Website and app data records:
= Beginning of Section =

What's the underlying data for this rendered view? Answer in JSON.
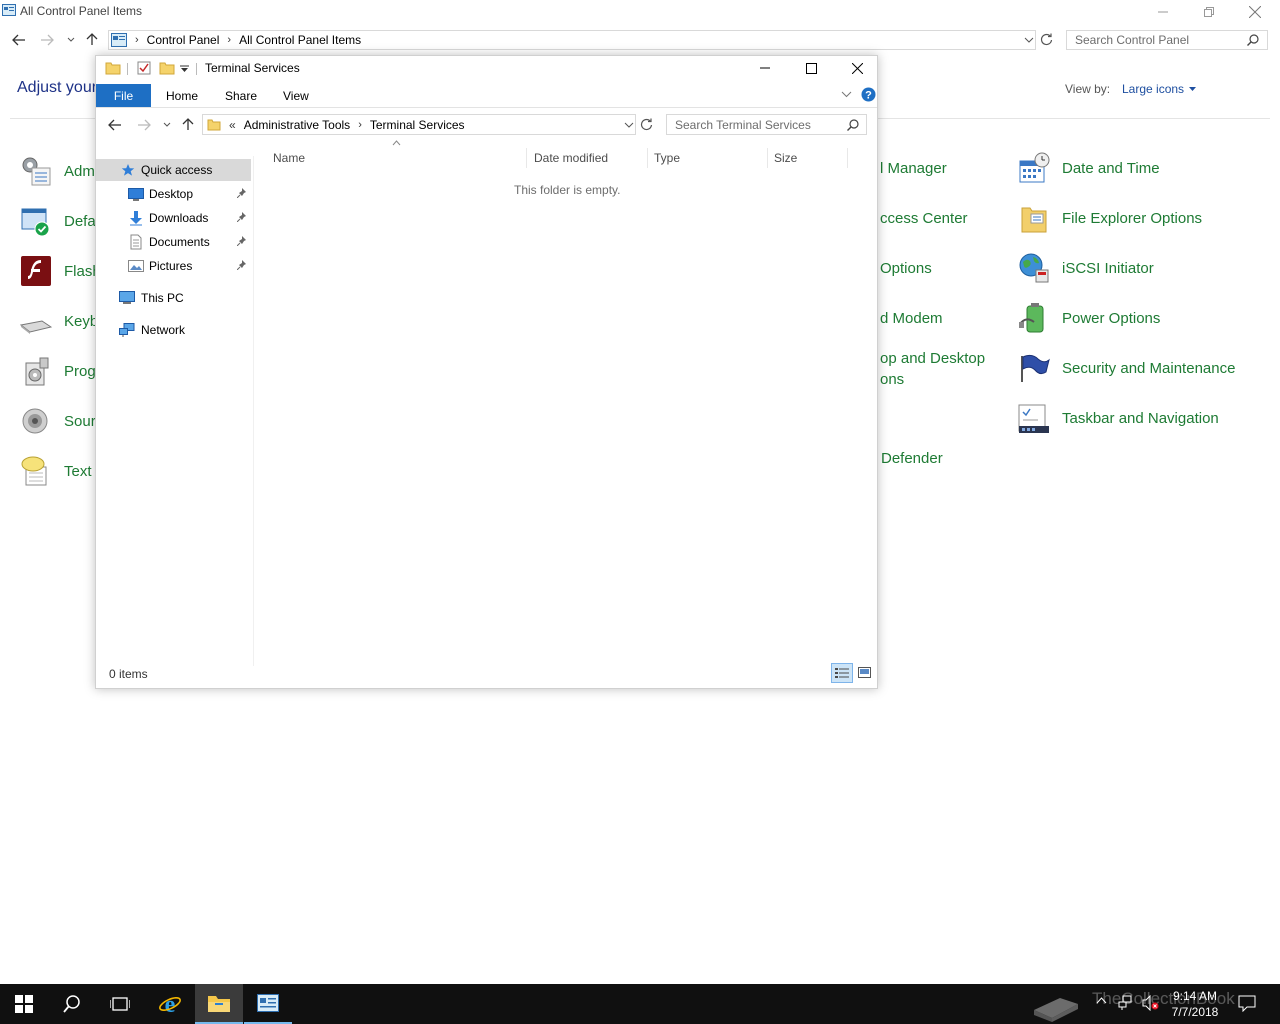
{
  "control_panel": {
    "window_title": "All Control Panel Items",
    "breadcrumb": [
      "Control Panel",
      "All Control Panel Items"
    ],
    "search_placeholder": "Search Control Panel",
    "heading": "Adjust your",
    "view_by_label": "View by:",
    "view_by_value": "Large icons",
    "left_items": [
      "Adm",
      "Defa",
      "Flash",
      "Keyb",
      "Prog",
      "Sour",
      "Text t"
    ],
    "middle_items": [
      "l Manager",
      "ccess Center",
      "Options",
      "d Modem",
      "op and Desktop",
      "ons",
      "Defender"
    ],
    "right_items": [
      "Date and Time",
      "File Explorer Options",
      "iSCSI Initiator",
      "Power Options",
      "Security and Maintenance",
      "Taskbar and Navigation"
    ]
  },
  "explorer": {
    "title": "Terminal Services",
    "ribbon_tabs": [
      "File",
      "Home",
      "Share",
      "View"
    ],
    "breadcrumb": [
      "Administrative Tools",
      "Terminal Services"
    ],
    "breadcrumb_prefix": "«",
    "search_placeholder": "Search Terminal Services",
    "columns": [
      "Name",
      "Date modified",
      "Type",
      "Size"
    ],
    "empty_message": "This folder is empty.",
    "nav": {
      "quick_access": "Quick access",
      "pinned": [
        "Desktop",
        "Downloads",
        "Documents",
        "Pictures"
      ],
      "this_pc": "This PC",
      "network": "Network"
    },
    "status": "0 items"
  },
  "taskbar": {
    "time": "9:14 AM",
    "date": "7/7/2018",
    "watermark": "TheCollectionBook"
  }
}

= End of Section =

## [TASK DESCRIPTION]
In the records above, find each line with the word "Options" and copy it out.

## [ANSWER FOR THE TASK]
      "Options",
      "File Explorer Options",
      "Power Options",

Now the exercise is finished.